Chapter One Homework Assignment
1. A _ includes all items of interest in a statistical problem.
2. Match each type of variable in the left column with its corresponding example
from the right
INTRODUCTION TO PROBABILITY QUIZ I
1. For an experiment in which a single die is rolled, the sample space may be cfw_1, 1, 2,
3, 4, 5.
2. Events are exhaustive if they do not share common outcomes of a sample space.
Chapter One Homework Two
1. The interval scale of measurement
-Is used to measure certain types of qualitative data
-Allows for the use of negative values*
-Is a weaker scale of measurement as compared to the nominal scale
-Allows for the construction of
Introduction to Probability Quiz II
The intersection of events A and B, denoted by
-Contains outcomes that are either in A or B
-Contains outcomes that are both in A and B*
-Does not contain outcomes that are either in A or B
-Does not contain out
1. A random variable is a function that assigns numerical values to the outcomes of
a random experiment.
2. A discrete random variable X may assume an (infinitely) uncountable number of
1. Exhibit 5-1. Consider the following discrete probability distribution.
Refer to Exhibit 5-1. What is the probability that X is less than 5?
2. Exhibit 5-5. The number of homes sold by a realtor during a month has the
1. Exhibit 5-6. The number of cars sold by a car salesman during each of the last 25 weeks is the following:
Refer to Exhibit 5-6. What is the expected number of cars sold by the salesman during a week?
2. Exhibit 5-6. The number of c
1. The median is not always the 50th percentile.

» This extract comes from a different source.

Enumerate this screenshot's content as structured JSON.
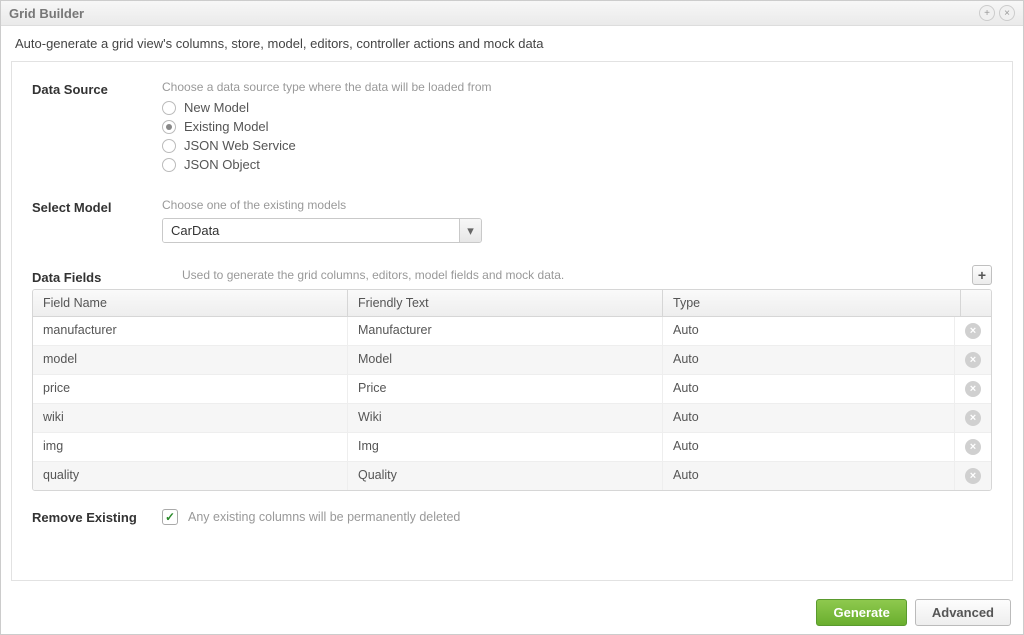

2. The MAD is a less effective measure of variation when compared with the average
deviation from the mean.
3. Is it possible for a data set to have no mode?
-Yes, if two
Students in Professor Smith's Business Statistics course have evaluated the overall effectiveness of the
professor's instruction on a five-point scale, where a score of 1 indicates very poor performance and a score
of 5 indicates outstanding per
1. Cross-sectional data contain values of a characteristic of one subject collected over
2. A professor's gender (male, female) as well as rank (assistant, associate, full)
represent ordinal data.
3. A profes